Are we not in a similar in-between period? Covid is ending but not over. Sure, despite terrible losses and lingering effects, we are mostly doing well, but other nations are doing horribly and the end is nowhere in sight. We wait for a better day. Since the murder of George Floyd we talk more about racism and the systemic violence imbedded in our society, and even those of us who are white glimpse injustice more clearly; but we cannot be sure yet that anything is really changing. We wait. We live amid still tumultuous political and cultural shifts in this country, and it is uncertain where we will be as a nation and in our local communities in 2022 or 2024 or beyond. We wait. At this writing, the sad story of violence in Israel and Palestine continues. Will there ever be a just peace for all on this earth? We wait. We live in a Church that is changing greatly: the number of priests continues to decline, and so too the number of regular Mass attendees; scandals still erupt here and there; political and social issues divide us, since we obviously disagree among ourselves on the best ways to be good and honest Catholics in our diverse society. We wait.
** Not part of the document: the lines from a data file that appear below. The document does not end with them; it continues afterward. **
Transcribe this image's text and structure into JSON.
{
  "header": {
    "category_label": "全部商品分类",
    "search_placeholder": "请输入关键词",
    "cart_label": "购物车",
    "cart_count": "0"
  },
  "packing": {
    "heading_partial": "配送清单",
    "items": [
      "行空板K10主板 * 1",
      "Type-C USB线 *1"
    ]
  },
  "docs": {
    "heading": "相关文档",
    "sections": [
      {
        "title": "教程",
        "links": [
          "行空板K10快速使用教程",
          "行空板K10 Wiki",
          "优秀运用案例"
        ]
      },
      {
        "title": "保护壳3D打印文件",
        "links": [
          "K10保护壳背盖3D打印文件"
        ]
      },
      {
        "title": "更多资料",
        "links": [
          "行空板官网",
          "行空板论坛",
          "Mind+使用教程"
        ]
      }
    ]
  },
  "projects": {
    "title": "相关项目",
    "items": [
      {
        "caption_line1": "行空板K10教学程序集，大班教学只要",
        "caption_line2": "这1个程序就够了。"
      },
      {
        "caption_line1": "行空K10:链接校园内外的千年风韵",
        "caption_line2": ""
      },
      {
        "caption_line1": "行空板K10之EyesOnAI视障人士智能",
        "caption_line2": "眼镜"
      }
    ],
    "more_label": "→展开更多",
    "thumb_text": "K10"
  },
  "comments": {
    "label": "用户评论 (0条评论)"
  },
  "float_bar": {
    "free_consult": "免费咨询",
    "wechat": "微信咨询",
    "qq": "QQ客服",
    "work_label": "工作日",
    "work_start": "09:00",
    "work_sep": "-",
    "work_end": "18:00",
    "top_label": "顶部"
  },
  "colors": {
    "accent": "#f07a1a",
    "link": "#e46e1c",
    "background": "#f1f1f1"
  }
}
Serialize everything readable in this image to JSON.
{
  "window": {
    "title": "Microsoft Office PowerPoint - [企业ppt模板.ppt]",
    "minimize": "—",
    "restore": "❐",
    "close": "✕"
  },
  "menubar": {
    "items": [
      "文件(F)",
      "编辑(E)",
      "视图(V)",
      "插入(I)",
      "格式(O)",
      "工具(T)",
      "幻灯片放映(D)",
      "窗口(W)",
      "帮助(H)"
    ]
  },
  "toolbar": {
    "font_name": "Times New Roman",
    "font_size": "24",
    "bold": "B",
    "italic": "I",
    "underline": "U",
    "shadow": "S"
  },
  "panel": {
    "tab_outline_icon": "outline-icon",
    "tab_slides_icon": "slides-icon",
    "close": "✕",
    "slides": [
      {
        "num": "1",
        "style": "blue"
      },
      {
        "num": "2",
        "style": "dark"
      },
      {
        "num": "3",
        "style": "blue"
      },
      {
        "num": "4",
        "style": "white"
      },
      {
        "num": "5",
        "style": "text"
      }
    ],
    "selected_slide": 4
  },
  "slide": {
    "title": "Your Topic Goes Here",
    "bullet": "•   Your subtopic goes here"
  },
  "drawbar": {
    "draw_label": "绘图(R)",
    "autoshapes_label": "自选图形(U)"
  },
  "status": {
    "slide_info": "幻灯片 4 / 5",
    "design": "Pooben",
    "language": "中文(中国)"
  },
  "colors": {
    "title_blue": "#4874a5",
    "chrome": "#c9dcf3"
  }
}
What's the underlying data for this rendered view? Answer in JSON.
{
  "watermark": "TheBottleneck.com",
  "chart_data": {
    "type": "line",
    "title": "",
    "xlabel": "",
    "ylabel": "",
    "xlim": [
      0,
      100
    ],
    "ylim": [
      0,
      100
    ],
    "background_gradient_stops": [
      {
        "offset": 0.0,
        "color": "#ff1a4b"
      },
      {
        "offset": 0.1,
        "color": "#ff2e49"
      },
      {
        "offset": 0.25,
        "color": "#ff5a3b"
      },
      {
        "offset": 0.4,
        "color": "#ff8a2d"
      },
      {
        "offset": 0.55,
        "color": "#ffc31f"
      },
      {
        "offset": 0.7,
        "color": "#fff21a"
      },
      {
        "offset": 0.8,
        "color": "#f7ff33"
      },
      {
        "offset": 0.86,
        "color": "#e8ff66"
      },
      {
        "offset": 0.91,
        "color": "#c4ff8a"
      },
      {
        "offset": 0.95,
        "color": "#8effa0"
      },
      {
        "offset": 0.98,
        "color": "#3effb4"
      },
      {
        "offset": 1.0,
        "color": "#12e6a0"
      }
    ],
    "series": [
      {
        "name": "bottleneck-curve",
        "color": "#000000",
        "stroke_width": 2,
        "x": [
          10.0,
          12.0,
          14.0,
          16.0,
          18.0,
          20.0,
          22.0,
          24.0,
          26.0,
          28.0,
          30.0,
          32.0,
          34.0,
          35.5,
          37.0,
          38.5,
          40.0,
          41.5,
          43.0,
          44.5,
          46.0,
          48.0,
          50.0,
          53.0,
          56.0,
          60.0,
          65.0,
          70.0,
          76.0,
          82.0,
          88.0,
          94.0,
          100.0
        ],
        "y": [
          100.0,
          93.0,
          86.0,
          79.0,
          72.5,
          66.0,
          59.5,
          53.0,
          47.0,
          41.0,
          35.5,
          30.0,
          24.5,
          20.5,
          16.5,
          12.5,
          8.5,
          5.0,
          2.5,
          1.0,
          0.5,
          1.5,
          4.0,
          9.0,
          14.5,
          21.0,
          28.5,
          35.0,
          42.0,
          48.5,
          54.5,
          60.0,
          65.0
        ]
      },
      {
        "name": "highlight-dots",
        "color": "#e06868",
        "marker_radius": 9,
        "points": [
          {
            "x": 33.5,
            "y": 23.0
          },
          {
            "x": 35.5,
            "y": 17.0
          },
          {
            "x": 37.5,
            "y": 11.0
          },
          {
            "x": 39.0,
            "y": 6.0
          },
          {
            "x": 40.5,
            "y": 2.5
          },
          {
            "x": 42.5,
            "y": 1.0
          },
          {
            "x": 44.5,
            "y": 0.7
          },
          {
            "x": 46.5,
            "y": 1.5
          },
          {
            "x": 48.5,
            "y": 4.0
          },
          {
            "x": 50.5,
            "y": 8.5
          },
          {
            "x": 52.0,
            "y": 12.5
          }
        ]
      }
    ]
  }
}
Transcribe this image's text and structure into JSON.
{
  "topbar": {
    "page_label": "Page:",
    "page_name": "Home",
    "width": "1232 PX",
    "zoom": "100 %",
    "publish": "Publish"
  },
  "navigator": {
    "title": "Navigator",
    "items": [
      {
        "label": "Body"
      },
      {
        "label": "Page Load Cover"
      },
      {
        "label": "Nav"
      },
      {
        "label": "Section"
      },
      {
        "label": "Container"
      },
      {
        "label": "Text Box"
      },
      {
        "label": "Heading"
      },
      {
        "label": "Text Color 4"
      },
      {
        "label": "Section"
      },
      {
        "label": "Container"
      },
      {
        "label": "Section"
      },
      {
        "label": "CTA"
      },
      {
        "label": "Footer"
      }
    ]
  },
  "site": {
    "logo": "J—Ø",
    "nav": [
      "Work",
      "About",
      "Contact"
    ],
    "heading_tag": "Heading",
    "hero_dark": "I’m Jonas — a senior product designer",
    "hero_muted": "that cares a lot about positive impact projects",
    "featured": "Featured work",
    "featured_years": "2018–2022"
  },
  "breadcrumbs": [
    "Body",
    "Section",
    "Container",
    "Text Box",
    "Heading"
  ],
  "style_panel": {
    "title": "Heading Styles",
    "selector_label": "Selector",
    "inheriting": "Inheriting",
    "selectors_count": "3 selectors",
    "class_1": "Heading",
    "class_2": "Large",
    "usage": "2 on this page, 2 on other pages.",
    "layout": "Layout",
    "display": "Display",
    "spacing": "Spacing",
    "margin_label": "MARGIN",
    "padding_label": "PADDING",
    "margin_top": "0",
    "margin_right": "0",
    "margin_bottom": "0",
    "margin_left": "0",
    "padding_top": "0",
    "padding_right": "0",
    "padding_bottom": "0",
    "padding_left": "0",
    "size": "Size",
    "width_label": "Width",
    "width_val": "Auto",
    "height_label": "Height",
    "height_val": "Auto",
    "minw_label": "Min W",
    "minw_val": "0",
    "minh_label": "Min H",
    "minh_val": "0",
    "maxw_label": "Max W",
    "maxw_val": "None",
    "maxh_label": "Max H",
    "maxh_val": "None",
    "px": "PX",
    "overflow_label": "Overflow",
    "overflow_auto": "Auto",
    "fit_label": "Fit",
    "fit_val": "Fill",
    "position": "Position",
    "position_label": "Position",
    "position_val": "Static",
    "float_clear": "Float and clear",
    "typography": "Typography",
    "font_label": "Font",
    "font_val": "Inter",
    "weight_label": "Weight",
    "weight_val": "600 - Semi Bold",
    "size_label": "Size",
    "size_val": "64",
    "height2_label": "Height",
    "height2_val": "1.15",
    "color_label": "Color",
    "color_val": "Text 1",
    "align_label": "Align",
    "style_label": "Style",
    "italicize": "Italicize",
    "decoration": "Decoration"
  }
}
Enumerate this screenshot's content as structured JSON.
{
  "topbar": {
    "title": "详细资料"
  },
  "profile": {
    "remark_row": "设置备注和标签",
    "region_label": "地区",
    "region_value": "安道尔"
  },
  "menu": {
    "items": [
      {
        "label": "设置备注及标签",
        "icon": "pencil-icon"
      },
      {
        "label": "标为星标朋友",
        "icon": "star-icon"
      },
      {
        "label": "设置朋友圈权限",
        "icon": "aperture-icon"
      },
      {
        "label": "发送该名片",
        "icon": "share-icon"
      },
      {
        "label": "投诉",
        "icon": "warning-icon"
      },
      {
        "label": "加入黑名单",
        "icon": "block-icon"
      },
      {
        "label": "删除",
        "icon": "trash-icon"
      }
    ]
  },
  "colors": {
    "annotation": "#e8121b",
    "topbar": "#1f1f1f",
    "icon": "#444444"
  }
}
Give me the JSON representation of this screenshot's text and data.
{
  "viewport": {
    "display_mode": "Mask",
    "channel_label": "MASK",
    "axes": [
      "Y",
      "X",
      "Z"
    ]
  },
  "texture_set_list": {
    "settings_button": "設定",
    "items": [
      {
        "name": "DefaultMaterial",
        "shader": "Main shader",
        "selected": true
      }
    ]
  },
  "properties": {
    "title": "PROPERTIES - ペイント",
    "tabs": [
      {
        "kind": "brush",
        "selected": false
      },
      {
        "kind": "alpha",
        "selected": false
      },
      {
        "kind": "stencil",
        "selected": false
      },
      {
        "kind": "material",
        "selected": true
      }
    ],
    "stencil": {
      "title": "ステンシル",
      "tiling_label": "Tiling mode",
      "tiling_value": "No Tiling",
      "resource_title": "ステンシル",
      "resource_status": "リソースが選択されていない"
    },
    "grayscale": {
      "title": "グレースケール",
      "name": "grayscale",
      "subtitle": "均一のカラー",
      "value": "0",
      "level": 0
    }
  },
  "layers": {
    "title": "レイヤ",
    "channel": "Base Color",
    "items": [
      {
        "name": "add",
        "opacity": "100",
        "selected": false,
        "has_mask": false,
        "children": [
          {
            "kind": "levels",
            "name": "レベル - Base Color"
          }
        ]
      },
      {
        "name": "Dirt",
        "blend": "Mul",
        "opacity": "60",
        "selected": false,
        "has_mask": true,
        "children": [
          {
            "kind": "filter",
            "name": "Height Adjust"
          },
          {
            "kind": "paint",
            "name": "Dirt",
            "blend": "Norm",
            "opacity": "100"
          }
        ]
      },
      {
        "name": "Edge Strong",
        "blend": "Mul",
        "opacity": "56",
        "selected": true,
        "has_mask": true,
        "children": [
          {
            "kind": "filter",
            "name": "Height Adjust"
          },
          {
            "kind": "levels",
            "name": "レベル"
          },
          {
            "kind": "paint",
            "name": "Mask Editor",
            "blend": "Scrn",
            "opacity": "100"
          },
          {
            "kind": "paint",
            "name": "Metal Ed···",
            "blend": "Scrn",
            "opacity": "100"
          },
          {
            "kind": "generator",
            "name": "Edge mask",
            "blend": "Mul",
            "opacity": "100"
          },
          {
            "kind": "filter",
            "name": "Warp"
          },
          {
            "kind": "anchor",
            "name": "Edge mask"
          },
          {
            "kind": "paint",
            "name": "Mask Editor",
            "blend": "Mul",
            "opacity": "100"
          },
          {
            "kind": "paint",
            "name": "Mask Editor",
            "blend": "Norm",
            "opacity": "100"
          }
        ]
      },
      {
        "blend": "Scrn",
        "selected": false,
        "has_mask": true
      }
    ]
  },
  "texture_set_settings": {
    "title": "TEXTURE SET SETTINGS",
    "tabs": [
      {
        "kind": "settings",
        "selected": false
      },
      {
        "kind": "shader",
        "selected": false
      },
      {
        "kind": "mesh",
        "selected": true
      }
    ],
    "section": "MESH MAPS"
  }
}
We are called, on this in-between Sunday, to imagine ourselves at a loss, hopeful but somewhat orphaned, like those women and men who had seen Jesus return to the Father, and only knew vaguely that a Spirit would come, sooner or later. Let us try our best to imitate them, gathering, remembering, confessing what has gone wrong, but doing our best to make amends and find new leaders in our midst, from among those who can with humility say, “I have met Christ, Christ has called me to walk with him and I have tried my best,” even as we leave to God the final choice on real leadership in the Church.
This in-between Sunday is a gift and test, let us make the most of it.
(+ You can view an earlier version of this homily as preached in our weekend recorded Mass here.
+As previously announced a few times, this series, started when the pandemic hit in March 2020 and the churches were closed, will end on next Sunday, Pentecost. There are over 60 homilies in the series, and you can even read here what I wrote last year about this same reading.)